One of the saddest things in our industry is to hear young drummers criticize or put down older drummers. After all, when you really analyze the history of drumming, all of the newest beats are just new ways of combining the patterns and rhythms played years ago by older drummers. We would all be playing differently today with out the older players to learn from.
An even sadder thing is to hear older drummers put down younger drummers. I guess some people would prefer to live in the past. This is unfortunate because learning works both ways. Any honest parent knows this. Our children learn from us and, at the same time, we learn from them. When you lack respect for someone you indicate that your mind is made up. This is a closed mind. A closed mind cannot learn. A mind that cannot learn soon discovers it has allowed time to pass it by. When time passes you by long enough, you become one of those older drummers putting down the young guys. It’s just a matter of time.
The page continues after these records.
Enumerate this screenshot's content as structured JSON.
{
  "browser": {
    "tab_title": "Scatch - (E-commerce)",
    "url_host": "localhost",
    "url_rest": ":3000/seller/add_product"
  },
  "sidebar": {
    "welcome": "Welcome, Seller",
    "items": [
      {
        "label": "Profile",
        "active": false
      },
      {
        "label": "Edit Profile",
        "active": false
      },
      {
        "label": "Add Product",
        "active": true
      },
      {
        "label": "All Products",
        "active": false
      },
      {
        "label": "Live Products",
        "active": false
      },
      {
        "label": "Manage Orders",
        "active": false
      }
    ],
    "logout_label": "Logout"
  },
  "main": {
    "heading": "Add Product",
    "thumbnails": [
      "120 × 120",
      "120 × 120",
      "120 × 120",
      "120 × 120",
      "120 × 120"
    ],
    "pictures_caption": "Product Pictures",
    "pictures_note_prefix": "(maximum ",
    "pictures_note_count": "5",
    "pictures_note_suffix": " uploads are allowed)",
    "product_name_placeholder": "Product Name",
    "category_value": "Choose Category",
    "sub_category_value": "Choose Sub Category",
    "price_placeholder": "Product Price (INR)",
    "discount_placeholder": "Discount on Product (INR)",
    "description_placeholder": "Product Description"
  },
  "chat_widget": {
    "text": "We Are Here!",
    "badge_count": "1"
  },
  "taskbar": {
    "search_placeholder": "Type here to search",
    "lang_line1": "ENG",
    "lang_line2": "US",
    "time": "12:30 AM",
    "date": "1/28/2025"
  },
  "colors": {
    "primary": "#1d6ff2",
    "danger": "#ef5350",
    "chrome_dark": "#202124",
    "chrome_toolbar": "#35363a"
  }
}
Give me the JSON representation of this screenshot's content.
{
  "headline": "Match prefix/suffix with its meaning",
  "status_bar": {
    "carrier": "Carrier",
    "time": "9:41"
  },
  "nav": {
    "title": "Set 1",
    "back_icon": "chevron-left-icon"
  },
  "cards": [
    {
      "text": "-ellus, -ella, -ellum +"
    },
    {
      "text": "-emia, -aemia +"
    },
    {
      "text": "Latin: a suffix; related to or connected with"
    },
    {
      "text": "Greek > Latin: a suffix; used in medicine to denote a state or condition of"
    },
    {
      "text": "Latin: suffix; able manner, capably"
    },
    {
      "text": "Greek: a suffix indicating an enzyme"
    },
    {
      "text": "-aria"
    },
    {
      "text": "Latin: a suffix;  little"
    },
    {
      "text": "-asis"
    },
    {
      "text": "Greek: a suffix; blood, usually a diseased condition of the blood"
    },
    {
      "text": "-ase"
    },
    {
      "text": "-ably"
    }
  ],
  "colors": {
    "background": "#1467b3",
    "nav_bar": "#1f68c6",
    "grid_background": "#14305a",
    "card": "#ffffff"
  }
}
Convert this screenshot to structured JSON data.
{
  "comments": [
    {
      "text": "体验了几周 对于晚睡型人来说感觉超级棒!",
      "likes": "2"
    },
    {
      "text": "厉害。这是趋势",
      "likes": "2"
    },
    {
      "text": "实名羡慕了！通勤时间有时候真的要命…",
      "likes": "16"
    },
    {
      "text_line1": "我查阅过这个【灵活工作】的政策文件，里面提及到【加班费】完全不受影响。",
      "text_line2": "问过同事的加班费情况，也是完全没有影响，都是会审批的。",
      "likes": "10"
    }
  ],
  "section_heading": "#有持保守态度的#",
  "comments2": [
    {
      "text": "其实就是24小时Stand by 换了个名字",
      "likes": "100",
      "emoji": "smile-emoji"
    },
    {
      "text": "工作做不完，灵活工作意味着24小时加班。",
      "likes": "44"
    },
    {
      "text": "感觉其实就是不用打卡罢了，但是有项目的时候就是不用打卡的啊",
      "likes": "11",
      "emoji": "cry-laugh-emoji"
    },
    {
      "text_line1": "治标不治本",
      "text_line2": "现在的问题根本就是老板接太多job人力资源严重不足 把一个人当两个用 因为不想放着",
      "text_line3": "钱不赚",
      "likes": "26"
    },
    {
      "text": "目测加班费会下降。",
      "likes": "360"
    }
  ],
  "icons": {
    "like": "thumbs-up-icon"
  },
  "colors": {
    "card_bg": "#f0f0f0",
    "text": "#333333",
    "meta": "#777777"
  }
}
Respect is an attitude that is best cultivated early in life because it grows as you grow. When you have respect for an older player you are not really helping him, you are helping yourself. Respect opens your mind so that you can appreciate and learn from what has preceded you.
Respect doesn’t mean that you have to agree in every way with the other person. It doesn’t mean slavishly copying and imitating someone else’s style. It just means that you respect them for what they do well; for the effort they have made to achieve their particular success.
I recently performed on a series of clinics with Dave Garibaldi, the drummer who was in many ways the heart of the group Tower of Power. Working closely with another drummer on a clinic requires some adjustment on the part of both players. For example, Dave and I are from different generations. In age we’re ten years apart. My experience has been primarily with big bands, jazz groups and studio work. Dave’s experience has been varied, although the major part of his playing has been in the rock and funk styles.
For us to talk, play and demonstrate sounds and styles together required team work. The foundation for team work is mutual respect. I found Dave to be an unusually considerate, articulate and dedicated musician. I’ve learned from him and he has learned from me. As a result of mutual respect we have both gained, musically and personally.
I’ve also performed on clinics with Jack DeJohnette and Louie Bellson. In some instances I was the younger drummer and in others I was the older drummer. In each case, I found these performers respectful, cooperative and free from ego games. Respect for each other has been the common theme. I’ve enjoyed working with all three of them.
One concept that can help is to realize that anyone who can make a living playing the drums does something well. It may not be your favorite style or your favorite type of music, but you can respect the effort that went into creating it.
Also, all famous drummers play well and, fortunately, they don’t all play the same way. It is the differences that makes the whole music thing interesting. Learn to respect those differences and you will learn more about drumming, more about music and, perhaps, more about yourself. It all starts with learning to respect yourself. Don’t put yourself down to yourself. Don’t criticize yourself to yourself. Self criticism doesn’t help.
Learn to be more self aware. When you make a mistake, ask yourself, “Why did I goof? Did I stop concentrating?” Analyze the situation and then decide what to do about it. Study a drum book, take some lessons or go watch someone else play and respect yourself for making the effort to improve.
Play as well as you can. No one is perfect and no one plays their best 100% of the time. Just do your best under the conditions in which you find yourself. When you stop being critical of yourself the need to criticize others fades away. It changes into respect.
Respect for others who have achieved some measure of success also helps to keep your ego in check. It is easy to lose your perspective when success comes early. This is something that happens to many of us, but respect for others will help you to out grow the ego trip easily and painlessly.
People with respect for others have a lot of friends. Ego trippers just have acquaintances because it is tough getting close to an ego. It is much easier to get close to a person and, I might add, a lot more rewarding.
When I was seventeen, Louie Bellson heard me play at a drum studio in Kansas City. He took me to one side and said, “Young man, you are as good as you are going to get if you stay in Kansas City. With your talent you should go to New York or LA and study.”
I did just that! I went to New York City. Eight years after that meeting Louie and I were doing clinics together on the same stage. And he was genuinely happy for me. This encounter changed my life in several ways. One, it got me out of Kansas City. Two, I was so impressed by the respectful way that Louie treated me that I vowed to myself to be the same way to others if I was successful. Louie’s attitude and respect for others has been a life-long lesson for me. He is surely the outstanding gentleman in the drum business. I also know that he has been, and continues to be, an inspiration to countless young drummers. My respect for Louie and the other drummers I’ve mentioned in this article has enriched my life both musically and personally.
Start by respecting yourself and begin respecting others, no matter what their age or style. You will find that having an open mind is one of life’s richer experiences.